The records below are to be restated word for word; their pictures are not.

----------------

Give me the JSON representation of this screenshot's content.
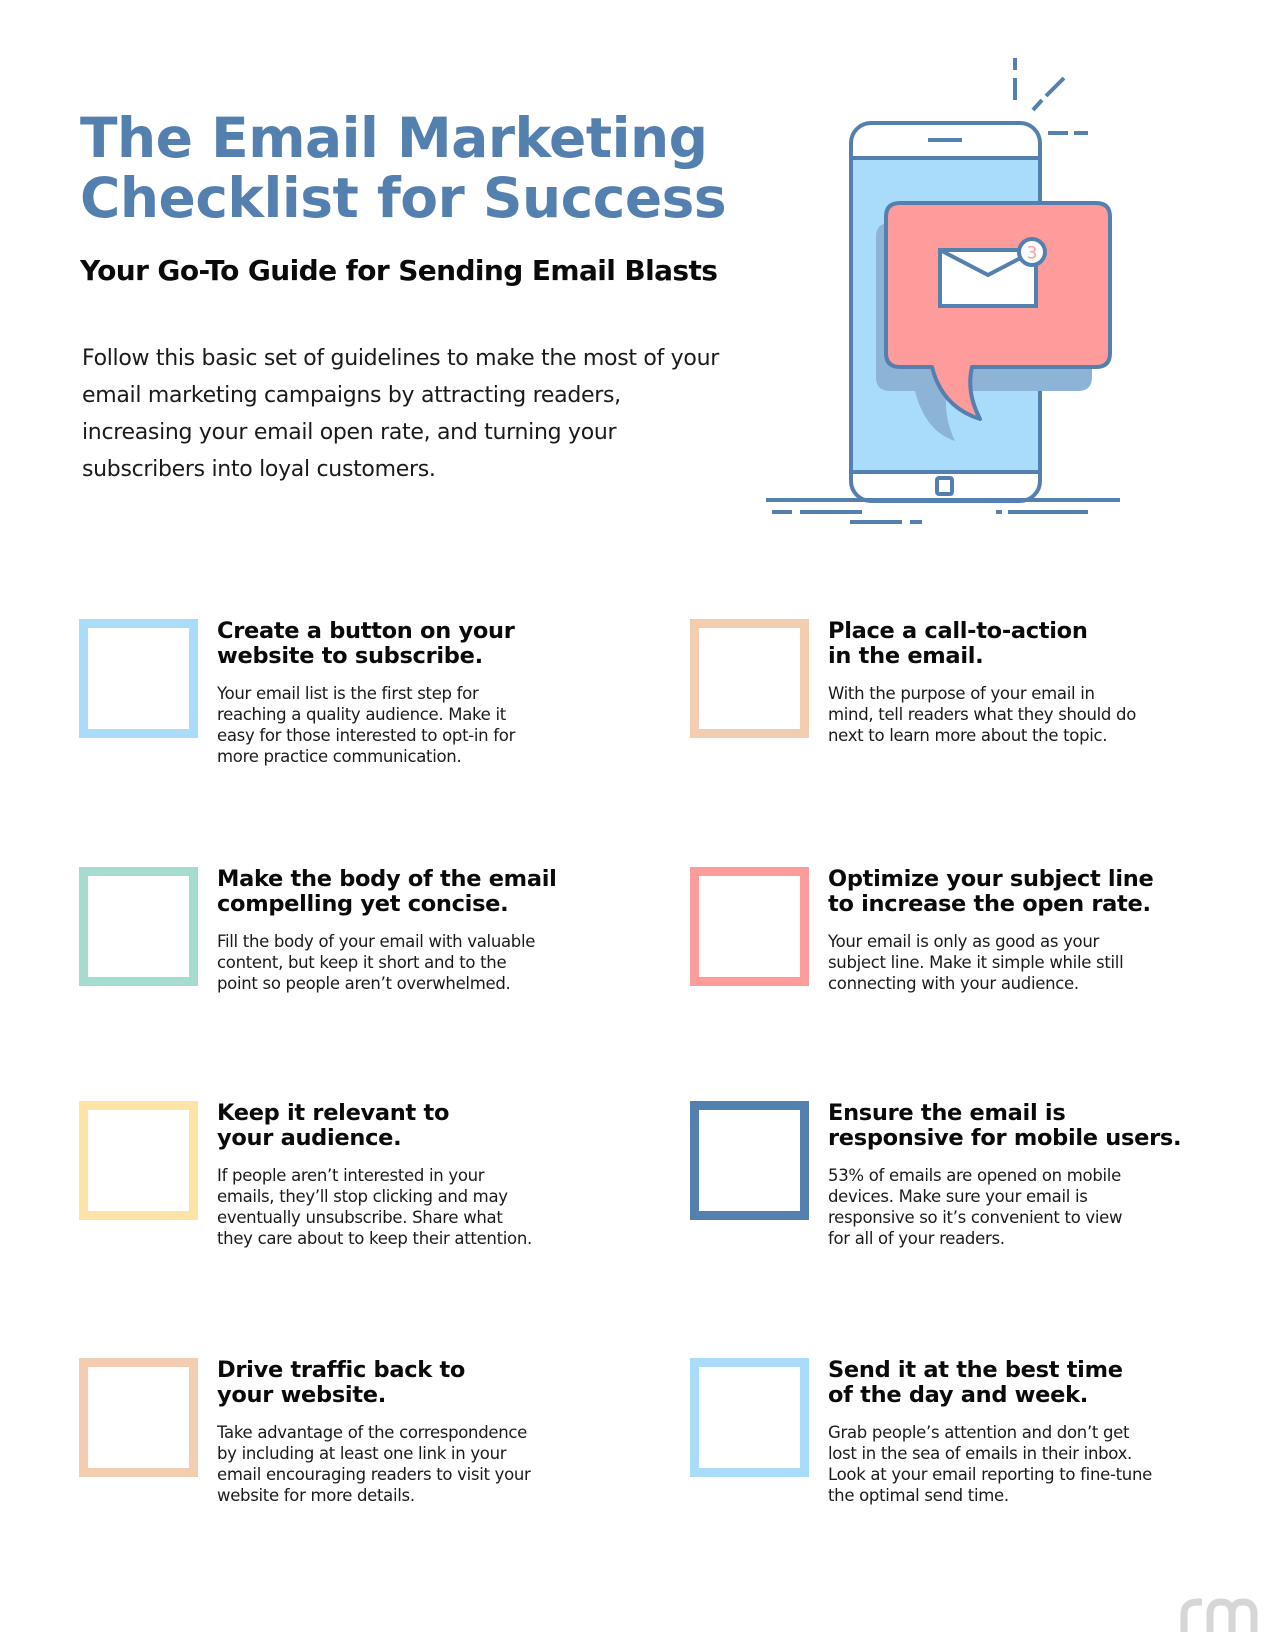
{
  "header": {
    "title_line1": "The Email Marketing",
    "title_line2": "Checklist for Success",
    "subtitle": "Your Go-To Guide for Sending Email Blasts",
    "intro": "Follow this basic set of guidelines to make the most of your email marketing campaigns by attracting readers, increasing your email open rate, and turning your subscribers into loyal customers."
  },
  "hero": {
    "icon": "phone-with-email-notification-illustration",
    "notification_count": "3",
    "colors": {
      "outline": "#5480b0",
      "screen": "#a9dcfa",
      "bubble": "#fd9c9b",
      "bubble_shadow": "#8db3d6"
    }
  },
  "checklist": [
    {
      "title": "Create a button on your\nwebsite to subscribe.",
      "description": "Your email list is the first step for\nreaching a quality audience. Make it\neasy for those interested to opt-in for\nmore practice communication.",
      "color": "#a9dcfa",
      "checked": false
    },
    {
      "title": "Place a call-to-action\nin the email.",
      "description": "With the purpose of your email in\nmind, tell readers what they should do\nnext to learn more about the topic.",
      "color": "#f4cdb0",
      "checked": false
    },
    {
      "title": "Make the body of the email\ncompelling yet concise.",
      "description": "Fill the body of your email with valuable\ncontent, but keep it short and to the\npoint so people aren’t overwhelmed.",
      "color": "#a6dbd0",
      "checked": false
    },
    {
      "title": "Optimize your subject line\nto increase the open rate.",
      "description": "Your email is only as good as your\nsubject line. Make it simple while still\nconnecting with your audience.",
      "color": "#fd9c9b",
      "checked": false
    },
    {
      "title": "Keep it relevant to\nyour audience.",
      "description": "If people aren’t interested in your\nemails, they’ll stop clicking and may\neventually unsubscribe. Share what\nthey care about to keep their attention.",
      "color": "#fde4a6",
      "checked": false
    },
    {
      "title": "Ensure the email is\nresponsive for mobile users.",
      "description": "53% of emails are opened on mobile\ndevices. Make sure your email is\nresponsive so it’s convenient to view\nfor all of your readers.",
      "color": "#5480b0",
      "checked": false
    },
    {
      "title": "Drive traffic back to\nyour website.",
      "description": "Take advantage of the correspondence\nby including at least one link in your\nemail encouraging readers to visit your\nwebsite for more details.",
      "color": "#f4cdb0",
      "checked": false
    },
    {
      "title": "Send it at the best time\nof the day and week.",
      "description": "Grab people’s attention and don’t get\nlost in the sea of emails in their inbox.\nLook at your email reporting to fine-tune\nthe optimal send time.",
      "color": "#a9dcfa",
      "checked": false
    }
  ],
  "footer": {
    "logo_text": "rm",
    "logo_color": "#d6d6d6"
  }
}
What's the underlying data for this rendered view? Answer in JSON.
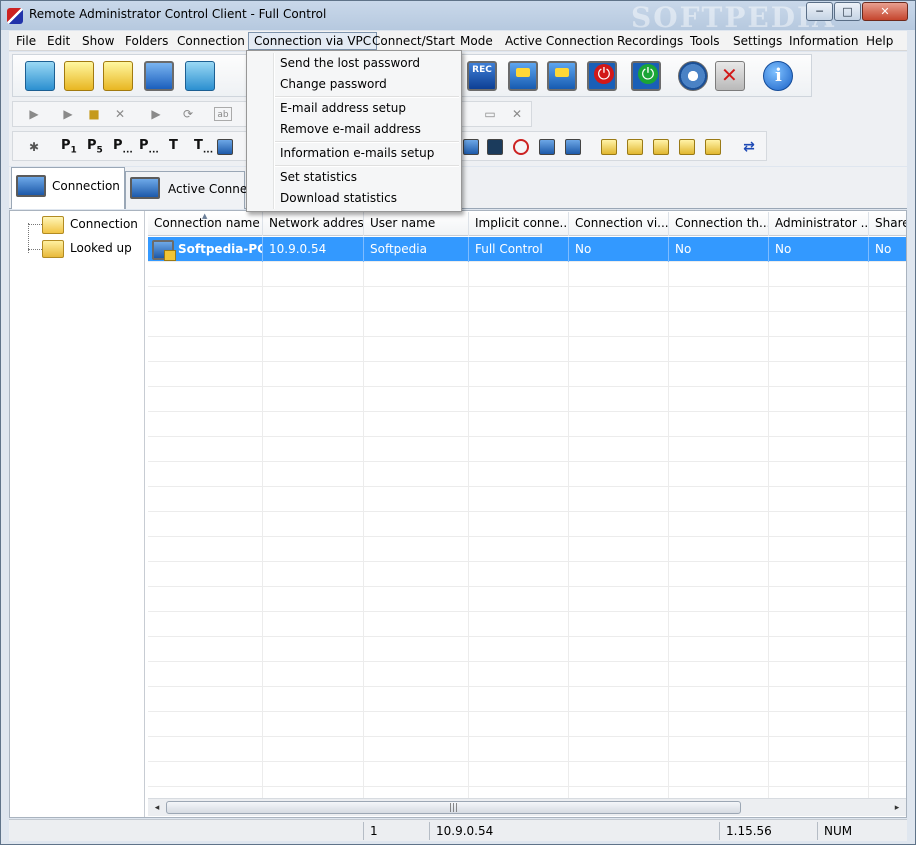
{
  "window": {
    "title": "Remote Administrator Control Client - Full Control",
    "watermark": "SOFTPEDIA",
    "controls": {
      "minimize": "─",
      "maximize": "□",
      "close": "✕"
    }
  },
  "menubar": {
    "items": [
      "File",
      "Edit",
      "Show",
      "Folders",
      "Connection",
      "Connection via VPC",
      "Connect/Start",
      "Mode",
      "Active Connection",
      "Recordings",
      "Tools",
      "Settings",
      "Information",
      "Help"
    ],
    "open_item": "Connection via VPC"
  },
  "dropdown": {
    "groups": [
      [
        "Send the lost password",
        "Change password"
      ],
      [
        "E-mail address setup",
        "Remove e-mail address"
      ],
      [
        "Information e-mails setup"
      ],
      [
        "Set statistics",
        "Download statistics"
      ]
    ]
  },
  "toolbar": {
    "rec_label": "REC",
    "row3_labels": {
      "p1": "P",
      "p1_sub": "1",
      "p5": "P",
      "p5_sub": "5",
      "pm": "P",
      "pm_sub": "...",
      "pn": "P",
      "pn_sub": "...",
      "t": "T",
      "tm": "T",
      "tm_sub": "..."
    }
  },
  "tabs": [
    {
      "label": "Connection",
      "active": true
    },
    {
      "label": "Active Connect",
      "active": false
    }
  ],
  "tree": {
    "items": [
      {
        "label": "Connection",
        "open": true
      },
      {
        "label": "Looked up",
        "open": false
      }
    ]
  },
  "grid": {
    "columns": [
      "Connection name",
      "Network address",
      "User name",
      "Implicit conne...",
      "Connection vi...",
      "Connection th...",
      "Administrator ...",
      "Share"
    ],
    "rows": [
      {
        "cells": [
          "Softpedia-PC",
          "10.9.0.54",
          "Softpedia",
          "Full Control",
          "No",
          "No",
          "No",
          "No"
        ],
        "selected": true
      }
    ],
    "sort_indicator": "▲",
    "scroll": {
      "left": "◂",
      "right": "▸",
      "grip": "|||"
    }
  },
  "statusbar": {
    "count": "1",
    "address": "10.9.0.54",
    "version": "1.15.56",
    "num": "NUM"
  },
  "colors": {
    "selection": "#3399ff",
    "menu_bg": "#f5f6f7",
    "titlebar": "#b6c9df"
  }
}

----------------

- **Output for this task**
Give me the JSON representation of this screenshot's content.
{
  "header": {
    "title_line1": "The Email Marketing",
    "title_line2": "Checklist for Success",
    "subtitle": "Your Go-To Guide for Sending Email Blasts",
    "intro": "Follow this basic set of guidelines to make the most of your email marketing campaigns by attracting readers, increasing your email open rate, and turning your subscribers into loyal customers."
  },
  "hero": {
    "icon": "phone-with-email-notification-illustration",
    "notification_count": "3",
    "colors": {
      "outline": "#5480b0",
      "screen": "#a9dcfa",
      "bubble": "#fd9c9b",
      "bubble_shadow": "#8db3d6"
    }
  },
  "checklist": [
    {
      "title": "Create a button on your\nwebsite to subscribe.",
      "description": "Your email list is the first step for\nreaching a quality audience. Make it\neasy for those interested to opt-in for\nmore practice communication.",
      "color": "#a9dcfa",
      "checked": false
    },
    {
      "title": "Place a call-to-action\nin the email.",
      "description": "With the purpose of your email in\nmind, tell readers what they should do\nnext to learn more about the topic.",
      "color": "#f4cdb0",
      "checked": false
    },
    {
      "title": "Make the body of the email\ncompelling yet concise.",
      "description": "Fill the body of your email with valuable\ncontent, but keep it short and to the\npoint so people aren’t overwhelmed.",
      "color": "#a6dbd0",
      "checked": false
    },
    {
      "title": "Optimize your subject line\nto increase the open rate.",
      "description": "Your email is only as good as your\nsubject line. Make it simple while still\nconnecting with your audience.",
      "color": "#fd9c9b",
      "checked": false
    },
    {
      "title": "Keep it relevant to\nyour audience.",
      "description": "If people aren’t interested in your\nemails, they’ll stop clicking and may\neventually unsubscribe. Share what\nthey care about to keep their attention.",
      "color": "#fde4a6",
      "checked": false
    },
    {
      "title": "Ensure the email is\nresponsive for mobile users.",
      "description": "53% of emails are opened on mobile\ndevices. Make sure your email is\nresponsive so it’s convenient to view\nfor all of your readers.",
      "color": "#5480b0",
      "checked": false
    },
    {
      "title": "Drive traffic back to\nyour website.",
      "description": "Take advantage of the correspondence\nby including at least one link in your\nemail encouraging readers to visit your\nwebsite for more details.",
      "color": "#f4cdb0",
      "checked": false
    },
    {
      "title": "Send it at the best time\nof the day and week.",
      "description": "Grab people’s attention and don’t get\nlost in the sea of emails in their inbox.\nLook at your email reporting to fine-tune\nthe optimal send time.",
      "color": "#a9dcfa",
      "checked": false
    }
  ],
  "footer": {
    "logo_text": "rm",
    "logo_color": "#d6d6d6"
  }
}
What's the underlying data for this rendered view? Answer in JSON.
{
  "window": {
    "title": "Remote Administrator Control Client - Full Control",
    "watermark": "SOFTPEDIA",
    "controls": {
      "minimize": "─",
      "maximize": "□",
      "close": "✕"
    }
  },
  "menubar": {
    "items": [
      "File",
      "Edit",
      "Show",
      "Folders",
      "Connection",
      "Connection via VPC",
      "Connect/Start",
      "Mode",
      "Active Connection",
      "Recordings",
      "Tools",
      "Settings",
      "Information",
      "Help"
    ],
    "open_item": "Connection via VPC"
  },
  "dropdown": {
    "groups": [
      [
        "Send the lost password",
        "Change password"
      ],
      [
        "E-mail address setup",
        "Remove e-mail address"
      ],
      [
        "Information e-mails setup"
      ],
      [
        "Set statistics",
        "Download statistics"
      ]
    ]
  },
  "toolbar": {
    "rec_label": "REC",
    "row3_labels": {
      "p1": "P",
      "p1_sub": "1",
      "p5": "P",
      "p5_sub": "5",
      "pm": "P",
      "pm_sub": "...",
      "pn": "P",
      "pn_sub": "...",
      "t": "T",
      "tm": "T",
      "tm_sub": "..."
    }
  },
  "tabs": [
    {
      "label": "Connection",
      "active": true
    },
    {
      "label": "Active Connect",
      "active": false
    }
  ],
  "tree": {
    "items": [
      {
        "label": "Connection",
        "open": true
      },
      {
        "label": "Looked up",
        "open": false
      }
    ]
  },
  "grid": {
    "columns": [
      "Connection name",
      "Network address",
      "User name",
      "Implicit conne...",
      "Connection vi...",
      "Connection th...",
      "Administrator ...",
      "Share"
    ],
    "rows": [
      {
        "cells": [
          "Softpedia-PC",
          "10.9.0.54",
          "Softpedia",
          "Full Control",
          "No",
          "No",
          "No",
          "No"
        ],
        "selected": true
      }
    ],
    "sort_indicator": "▲",
    "scroll": {
      "left": "◂",
      "right": "▸",
      "grip": "|||"
    }
  },
  "statusbar": {
    "count": "1",
    "address": "10.9.0.54",
    "version": "1.15.56",
    "num": "NUM"
  },
  "colors": {
    "selection": "#3399ff",
    "menu_bg": "#f5f6f7",
    "titlebar": "#b6c9df"
  }
}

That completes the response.